  13. Are you guys familiar with the "Piss Christ"? I know I have talked about it before, but I'm not sure if it was here or a lesser blog. If you aren't familiar with it, google it. It aint art either!

  14. Yeah, and you're definitely right - shouldn't be called art, let alone worth storing out on the Internet. Wasted bits.

  15. I can see some technical things that would make this painting "good," but, overall, it doesn't do anything to me.

    I've seen a lot of photographs (since that is my "medium") from famous, high dollar people that made me go, "Whatever." AFter you achieve "your name," you can do anything, act like it was on purpose, and people will find the good in it.

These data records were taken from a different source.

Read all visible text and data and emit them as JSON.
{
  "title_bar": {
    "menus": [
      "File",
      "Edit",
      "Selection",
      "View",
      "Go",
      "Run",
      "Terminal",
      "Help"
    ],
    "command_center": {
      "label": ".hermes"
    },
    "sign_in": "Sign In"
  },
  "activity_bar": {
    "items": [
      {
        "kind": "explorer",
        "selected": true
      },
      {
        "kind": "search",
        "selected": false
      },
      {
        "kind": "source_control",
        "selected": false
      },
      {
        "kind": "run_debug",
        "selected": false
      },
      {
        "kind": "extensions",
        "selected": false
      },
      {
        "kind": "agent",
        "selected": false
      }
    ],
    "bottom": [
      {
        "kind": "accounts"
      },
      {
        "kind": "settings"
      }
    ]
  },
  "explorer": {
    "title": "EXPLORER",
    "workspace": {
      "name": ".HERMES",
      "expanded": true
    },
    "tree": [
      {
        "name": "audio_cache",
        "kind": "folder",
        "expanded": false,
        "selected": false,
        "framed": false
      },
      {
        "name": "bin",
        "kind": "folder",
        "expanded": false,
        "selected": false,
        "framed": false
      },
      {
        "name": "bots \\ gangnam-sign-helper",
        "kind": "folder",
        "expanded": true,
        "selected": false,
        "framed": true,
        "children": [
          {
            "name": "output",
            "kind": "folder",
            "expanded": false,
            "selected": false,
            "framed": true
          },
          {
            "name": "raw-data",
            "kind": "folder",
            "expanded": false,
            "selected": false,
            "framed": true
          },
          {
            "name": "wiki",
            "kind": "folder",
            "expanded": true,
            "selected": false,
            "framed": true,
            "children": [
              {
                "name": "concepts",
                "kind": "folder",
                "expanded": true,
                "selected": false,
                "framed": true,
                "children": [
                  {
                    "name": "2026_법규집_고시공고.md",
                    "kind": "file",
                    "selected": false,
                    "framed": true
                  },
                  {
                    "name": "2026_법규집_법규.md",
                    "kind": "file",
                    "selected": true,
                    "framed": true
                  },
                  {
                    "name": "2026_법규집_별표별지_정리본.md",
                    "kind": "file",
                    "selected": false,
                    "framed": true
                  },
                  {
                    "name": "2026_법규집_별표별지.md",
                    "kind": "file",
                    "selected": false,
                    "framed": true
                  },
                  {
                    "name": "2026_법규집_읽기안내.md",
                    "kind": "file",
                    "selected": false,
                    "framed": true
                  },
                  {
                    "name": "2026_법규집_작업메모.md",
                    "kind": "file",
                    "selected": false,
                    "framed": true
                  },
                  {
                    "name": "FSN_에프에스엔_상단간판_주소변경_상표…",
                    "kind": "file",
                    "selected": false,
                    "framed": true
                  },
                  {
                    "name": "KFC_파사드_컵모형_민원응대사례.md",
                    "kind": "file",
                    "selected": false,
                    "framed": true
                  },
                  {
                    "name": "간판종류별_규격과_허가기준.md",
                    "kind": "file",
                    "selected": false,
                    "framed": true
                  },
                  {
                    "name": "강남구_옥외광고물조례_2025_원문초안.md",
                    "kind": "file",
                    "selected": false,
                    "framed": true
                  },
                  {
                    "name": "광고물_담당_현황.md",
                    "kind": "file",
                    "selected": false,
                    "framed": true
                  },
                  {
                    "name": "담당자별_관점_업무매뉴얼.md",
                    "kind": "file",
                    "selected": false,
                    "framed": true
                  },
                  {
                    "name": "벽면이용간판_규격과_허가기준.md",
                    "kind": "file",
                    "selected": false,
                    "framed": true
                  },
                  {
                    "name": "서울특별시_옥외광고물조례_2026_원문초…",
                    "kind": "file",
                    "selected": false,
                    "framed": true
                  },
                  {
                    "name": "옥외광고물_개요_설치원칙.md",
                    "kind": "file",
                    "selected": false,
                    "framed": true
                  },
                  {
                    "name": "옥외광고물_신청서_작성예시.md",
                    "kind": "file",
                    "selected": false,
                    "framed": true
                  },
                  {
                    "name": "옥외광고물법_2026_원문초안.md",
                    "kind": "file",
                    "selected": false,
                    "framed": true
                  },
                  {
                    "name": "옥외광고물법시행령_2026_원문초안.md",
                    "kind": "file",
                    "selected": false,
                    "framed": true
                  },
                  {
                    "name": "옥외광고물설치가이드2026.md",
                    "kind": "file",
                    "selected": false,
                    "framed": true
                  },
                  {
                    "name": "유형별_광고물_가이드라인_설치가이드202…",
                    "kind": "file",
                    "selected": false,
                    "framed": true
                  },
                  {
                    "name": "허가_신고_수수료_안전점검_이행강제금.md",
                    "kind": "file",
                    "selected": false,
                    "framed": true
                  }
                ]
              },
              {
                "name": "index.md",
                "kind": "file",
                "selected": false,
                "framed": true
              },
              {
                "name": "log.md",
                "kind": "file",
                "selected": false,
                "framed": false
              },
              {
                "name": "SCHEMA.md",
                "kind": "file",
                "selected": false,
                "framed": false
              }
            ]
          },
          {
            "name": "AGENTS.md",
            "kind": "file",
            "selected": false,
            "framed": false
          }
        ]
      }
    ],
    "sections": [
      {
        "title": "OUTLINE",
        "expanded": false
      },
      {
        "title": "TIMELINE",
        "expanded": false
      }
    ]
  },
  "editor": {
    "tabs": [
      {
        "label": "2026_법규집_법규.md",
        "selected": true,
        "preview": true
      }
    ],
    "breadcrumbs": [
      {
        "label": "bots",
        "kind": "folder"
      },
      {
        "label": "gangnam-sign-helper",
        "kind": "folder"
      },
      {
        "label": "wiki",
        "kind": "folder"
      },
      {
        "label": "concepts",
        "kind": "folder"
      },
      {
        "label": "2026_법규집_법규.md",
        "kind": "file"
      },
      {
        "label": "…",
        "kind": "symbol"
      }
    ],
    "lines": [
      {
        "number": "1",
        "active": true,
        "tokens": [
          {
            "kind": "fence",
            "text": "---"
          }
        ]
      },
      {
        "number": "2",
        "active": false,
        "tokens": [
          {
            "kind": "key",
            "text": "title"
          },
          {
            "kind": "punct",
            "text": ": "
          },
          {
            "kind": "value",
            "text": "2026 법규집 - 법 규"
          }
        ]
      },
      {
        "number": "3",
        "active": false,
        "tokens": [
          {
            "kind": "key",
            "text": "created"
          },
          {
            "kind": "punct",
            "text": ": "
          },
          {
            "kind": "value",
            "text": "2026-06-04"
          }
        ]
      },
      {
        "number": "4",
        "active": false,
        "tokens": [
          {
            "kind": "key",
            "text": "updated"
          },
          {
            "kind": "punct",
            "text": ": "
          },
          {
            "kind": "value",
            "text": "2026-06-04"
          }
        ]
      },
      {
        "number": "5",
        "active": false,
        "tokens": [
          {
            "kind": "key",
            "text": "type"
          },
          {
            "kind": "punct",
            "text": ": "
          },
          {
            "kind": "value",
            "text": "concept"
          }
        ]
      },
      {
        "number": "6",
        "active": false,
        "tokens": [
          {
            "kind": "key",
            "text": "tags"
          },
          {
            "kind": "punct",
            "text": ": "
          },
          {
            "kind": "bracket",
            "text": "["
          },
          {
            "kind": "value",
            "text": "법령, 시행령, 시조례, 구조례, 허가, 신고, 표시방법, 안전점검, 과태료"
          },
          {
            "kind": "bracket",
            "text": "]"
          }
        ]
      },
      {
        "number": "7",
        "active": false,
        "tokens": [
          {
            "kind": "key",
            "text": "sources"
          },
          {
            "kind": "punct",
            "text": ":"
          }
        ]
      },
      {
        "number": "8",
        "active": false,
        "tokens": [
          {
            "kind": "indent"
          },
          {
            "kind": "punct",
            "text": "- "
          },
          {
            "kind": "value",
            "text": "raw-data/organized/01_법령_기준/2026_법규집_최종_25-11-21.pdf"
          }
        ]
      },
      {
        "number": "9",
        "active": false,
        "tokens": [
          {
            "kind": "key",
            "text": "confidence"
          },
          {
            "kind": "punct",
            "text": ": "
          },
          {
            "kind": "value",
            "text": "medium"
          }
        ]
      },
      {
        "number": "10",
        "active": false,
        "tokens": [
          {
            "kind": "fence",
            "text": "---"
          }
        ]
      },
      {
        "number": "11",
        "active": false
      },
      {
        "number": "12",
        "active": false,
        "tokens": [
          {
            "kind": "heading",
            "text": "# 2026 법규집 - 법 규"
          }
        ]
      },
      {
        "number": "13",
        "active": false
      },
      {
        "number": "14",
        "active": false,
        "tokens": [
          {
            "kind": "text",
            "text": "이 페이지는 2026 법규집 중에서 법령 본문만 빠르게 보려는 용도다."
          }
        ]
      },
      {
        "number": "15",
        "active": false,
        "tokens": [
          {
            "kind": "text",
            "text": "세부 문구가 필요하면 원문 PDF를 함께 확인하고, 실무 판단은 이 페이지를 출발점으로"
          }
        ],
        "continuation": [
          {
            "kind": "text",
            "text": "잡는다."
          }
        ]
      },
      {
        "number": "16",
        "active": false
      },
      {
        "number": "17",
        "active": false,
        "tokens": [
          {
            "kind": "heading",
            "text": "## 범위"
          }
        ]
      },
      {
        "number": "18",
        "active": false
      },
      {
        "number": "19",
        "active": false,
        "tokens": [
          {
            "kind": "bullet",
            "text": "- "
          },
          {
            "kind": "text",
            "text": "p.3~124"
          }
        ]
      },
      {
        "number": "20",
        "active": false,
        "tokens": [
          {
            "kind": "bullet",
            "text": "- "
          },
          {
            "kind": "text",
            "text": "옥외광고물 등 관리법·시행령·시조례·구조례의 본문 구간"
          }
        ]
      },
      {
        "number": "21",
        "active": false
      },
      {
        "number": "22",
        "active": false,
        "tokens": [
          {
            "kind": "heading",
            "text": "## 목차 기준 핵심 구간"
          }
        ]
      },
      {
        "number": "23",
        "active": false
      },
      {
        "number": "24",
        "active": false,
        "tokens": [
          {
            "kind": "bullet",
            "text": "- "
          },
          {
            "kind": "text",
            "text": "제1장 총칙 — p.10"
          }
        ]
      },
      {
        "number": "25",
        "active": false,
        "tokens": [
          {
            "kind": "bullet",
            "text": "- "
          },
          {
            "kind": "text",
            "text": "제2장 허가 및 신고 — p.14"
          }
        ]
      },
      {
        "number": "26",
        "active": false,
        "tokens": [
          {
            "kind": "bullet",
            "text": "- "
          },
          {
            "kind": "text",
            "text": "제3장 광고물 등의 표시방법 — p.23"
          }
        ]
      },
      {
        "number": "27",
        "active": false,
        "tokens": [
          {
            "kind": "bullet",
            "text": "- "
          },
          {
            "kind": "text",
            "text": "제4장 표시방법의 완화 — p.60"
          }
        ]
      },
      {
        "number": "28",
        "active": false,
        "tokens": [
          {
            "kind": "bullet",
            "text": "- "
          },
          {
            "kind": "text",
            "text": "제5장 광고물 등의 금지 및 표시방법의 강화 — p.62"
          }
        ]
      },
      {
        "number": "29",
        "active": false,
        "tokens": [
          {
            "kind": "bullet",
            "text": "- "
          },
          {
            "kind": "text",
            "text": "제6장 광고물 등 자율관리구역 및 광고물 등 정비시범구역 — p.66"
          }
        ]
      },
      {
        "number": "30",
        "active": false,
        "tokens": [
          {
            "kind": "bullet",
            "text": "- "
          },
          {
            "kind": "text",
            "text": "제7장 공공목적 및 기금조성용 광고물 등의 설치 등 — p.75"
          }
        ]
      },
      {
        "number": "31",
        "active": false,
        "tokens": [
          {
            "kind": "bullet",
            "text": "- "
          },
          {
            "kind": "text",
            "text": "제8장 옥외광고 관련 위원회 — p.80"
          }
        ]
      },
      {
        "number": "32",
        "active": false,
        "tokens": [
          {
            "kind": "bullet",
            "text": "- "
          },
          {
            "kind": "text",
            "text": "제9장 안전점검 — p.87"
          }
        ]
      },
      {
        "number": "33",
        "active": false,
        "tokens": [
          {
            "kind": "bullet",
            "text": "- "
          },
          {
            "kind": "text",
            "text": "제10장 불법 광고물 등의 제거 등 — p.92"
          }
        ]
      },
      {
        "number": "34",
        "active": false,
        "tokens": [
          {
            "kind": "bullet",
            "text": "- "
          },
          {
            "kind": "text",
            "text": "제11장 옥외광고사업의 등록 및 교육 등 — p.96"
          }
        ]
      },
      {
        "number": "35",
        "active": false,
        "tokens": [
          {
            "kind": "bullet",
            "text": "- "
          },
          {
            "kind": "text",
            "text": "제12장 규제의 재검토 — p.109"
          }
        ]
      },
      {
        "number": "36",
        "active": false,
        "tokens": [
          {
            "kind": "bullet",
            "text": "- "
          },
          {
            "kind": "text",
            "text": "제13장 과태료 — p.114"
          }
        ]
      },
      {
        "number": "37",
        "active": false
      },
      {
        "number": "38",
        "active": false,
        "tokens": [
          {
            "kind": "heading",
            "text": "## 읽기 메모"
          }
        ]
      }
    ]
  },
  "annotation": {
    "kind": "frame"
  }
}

    Reminds me of a story I heard once. A famous art critic was doing a guest lecture for an art class. He arrives in the class, opens a locked brief case, puts on a pair of spotless white gloves and carefully takes a framed print out of the case.

    None of the students will even touch it. They do, however, ooo and ahhh over it. Suddenly, he turns throws it in a corner and removes the gloves.

    He then turns to the class and says something to the effect of, "People will perceive the quality of your work based on how you project the quality of your work. That was not one of my pieces of "art," that was a picture cut out of a magazine. Because I treated it as if it were "good," you treated it as if it were good."

    He then turned and left the class.

    "Quality" of art is so very objective, and like the cliche says, "Beauty is in the eye of the beholder."

    Now, if you all want to buy some high quality, one day to be collectible pieces of photography, let me know, and I'll give you a couple of links. :)

  16. Very nice story, Karma! Very true, and can apply to how we treat others, in a way. If you show kindness to someone, and others see it, they, too, might show more kindness to others. There was a recent Liberty Mutual commercial has that "pay it forward" theme.


Thank you for sharing your thoughts! I can't wait to read what you have written.